May 4, 2012

Textile Arts (Notes to Myself)

Source of photo:  Paddling Experts blog
Silverfish love spray starch so if you want to prolong the life of any textiles, forego the spray starch.

Photo from Gadgetrivia
I took a class with internationally recognized quilt designer Kathleen Loomis a few years back. She taught us how to do free-hand cutting, saying she used a template twice and didn't like it.  Here are her two rules regarding textile art:
1.  Work on a design wall.
2.  Press well.  (If you can't get a seam to lie perfectly flat, rip it out and re-sew it, because otherwise you'll have permanent bubbles and bumps.)  An item can only stand one serious pressing, for which you must have a hard surface underneath.  The floor will do and has the advantage of being always available.
Incidentally, Kathleen Loomis has a website as well as a brilliant blog, which is always a pleasure to wander through.
Also incidentally, I have two irons, a Black & Decker Digital Evolution, which is weighty and works really well on seams, and a Panasonic NI-C78SR, which is my favorite iron ever.  It offers the technology irons have needed ever since steam was invented:  a removable water tank.  Rather than bringing the spouted cup to the iron and spilling water all over the ironing board, one pushes a button, lifts off the water tank, and takes it to the faucet to be filled.  Brilliant.  I don't know why every iron doesn't include this feature.


Jill Eudaly said...

I've been wanting to get a new iron since the two I have are covered in paint and glue.
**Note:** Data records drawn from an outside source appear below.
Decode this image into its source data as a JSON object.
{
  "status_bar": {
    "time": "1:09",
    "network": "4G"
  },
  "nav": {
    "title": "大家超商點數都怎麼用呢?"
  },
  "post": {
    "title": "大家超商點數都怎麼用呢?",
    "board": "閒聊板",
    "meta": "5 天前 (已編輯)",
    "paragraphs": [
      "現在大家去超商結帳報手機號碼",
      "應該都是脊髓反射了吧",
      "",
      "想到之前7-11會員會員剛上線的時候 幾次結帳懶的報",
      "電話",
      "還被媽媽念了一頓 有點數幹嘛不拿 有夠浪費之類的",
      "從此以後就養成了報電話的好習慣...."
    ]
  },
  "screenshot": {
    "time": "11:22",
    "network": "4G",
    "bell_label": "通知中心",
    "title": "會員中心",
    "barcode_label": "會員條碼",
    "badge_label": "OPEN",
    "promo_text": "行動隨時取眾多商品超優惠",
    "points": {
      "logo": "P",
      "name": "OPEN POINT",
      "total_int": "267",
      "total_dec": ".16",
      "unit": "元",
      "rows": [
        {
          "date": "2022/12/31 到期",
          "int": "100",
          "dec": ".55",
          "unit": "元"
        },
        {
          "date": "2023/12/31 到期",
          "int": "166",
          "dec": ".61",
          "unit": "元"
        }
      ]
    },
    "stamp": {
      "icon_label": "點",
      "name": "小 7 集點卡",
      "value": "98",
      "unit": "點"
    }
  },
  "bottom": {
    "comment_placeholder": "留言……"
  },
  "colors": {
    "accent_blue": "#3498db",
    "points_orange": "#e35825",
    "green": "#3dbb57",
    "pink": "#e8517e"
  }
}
Maybe a new ironing board cover too. I will look for one of the irons you like next time I'm out and about.
My irises are only up to my knees here in PA. It will be a while until I have flowers. My grandma always called irises, flags..not sure why.

Mary Jo Cartledgehayes said...

Hi, Jill! My irons are in good shape, but the ironing board cover is something else again. I remember people call irises flags in Ohio as well.